The opportunities for our website and the issues we need to fix

Let’s see what we can do to fix them.

WP Rocket Improvements

Once you install and activate the WP Rocket plugin, it automatically activates caching. In the plugin settings, under File Optimization, we switched on the options to minify, optimize, and defer CSS and JavaScript on the site.

The File Optimization window on WP Rocket. We choose to minify CSS files, optimize CSS delivery, and minify JavaScript files.

Under Media, we enabled lazy loading for images and told the plugin to add missing image dimensions.

The Media window on WP Rocket. Here, we choose to enable LazyLoad for images and add missing image dimensions.

In addition, we made sure preloading is activated.

The Preload window on WP Rocket. We choose to activate preloading and enable link preloading.

Finally, under Image Optimization, we installed Imagify – a companion plugin to WP Rocket. For further speed improvements, we ran all the media on the test website through its bulk optimizer.

Bulk optimization of Imagify

Besides compressing the images, this also converted them to the WebP format. We also switched on the option to display them in that format on the site.

Selecting to display your images in WebP format

Besides the above, we also could have used these options WP Rocket offers:

  • Prefetch DNS requests.
  • Preload fonts.
  • Clean up the website and database (not necessary on a new website).
  • Connect to a CDN.

However, for the sake of this case study, we thought the above was enough.

Let’s find out if it was.

Optimization Results

After making the changes above and configuring the caching plugin, we retested the website. Here are the results:

The PageSpeed Insights report giving our website a total score of 97

To make it easier to understand, check out the table below:

Performance score (mobile)4469+25
Performance score (desktop)6897+29
Largest Contentful Paint (mobile)12.7 s4.7 s-8 s
Largest Contentful Paint (desktop)3.8s1.0s-2.8 s
Total Blocking Time (mobile)670 ms130 ms-540 ms
Total Blocking Time (desktop)10 ms10 ms+/-0

The Opportunities and Diagnostics sections also look much better, with most of the earlier recommendations gone or their numbers greatly improved.

The Opportunities and Diagnostics sections after optimization have fewer suggestions

While there is still room for further optimization, we would have to dive more deeply into the page structure and code.
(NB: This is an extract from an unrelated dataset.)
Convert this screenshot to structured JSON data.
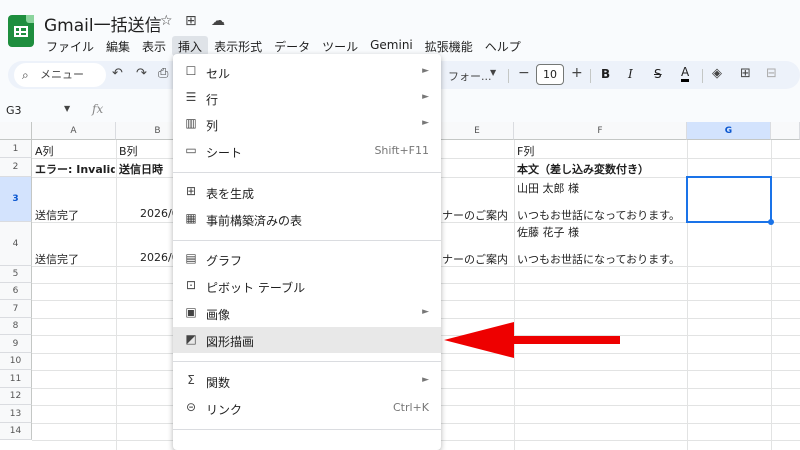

Considering the fact that making these changes took only a few minutes and a few clicks to implement, the results are already great.

In addition, they will have long-term positive consequences for this website’s user experience and ranking potential.


Taking care of your Core Web Vitals improves your website quality, user experience, and search engine optimization (SEO). Simply put, you should definitely take it seriously.

Hopefully, this topic will no longer be intimidating to you. Once you understand the different metrics and which factors influence them, it’s just a matter of a few clicks. If some of them seem too technical, you can use a plugin like WP Rocket to do it for you.

While website performance and user experience are perpetual topics that need revisiting from time to time, optimizing your site for Core Web Vitals is a great beginning.

The author

Nick Schäferhoff

Nick Schäferhoff is a digital marketer, copywriter, and content writer with a decade of experience. He has been building and marketing websites since 2011 and is passionate about helping others do the same. In his free time, you can most often find him at the gym, the dojo, or traveling the world with his wife. You can contact him via LinkedIn.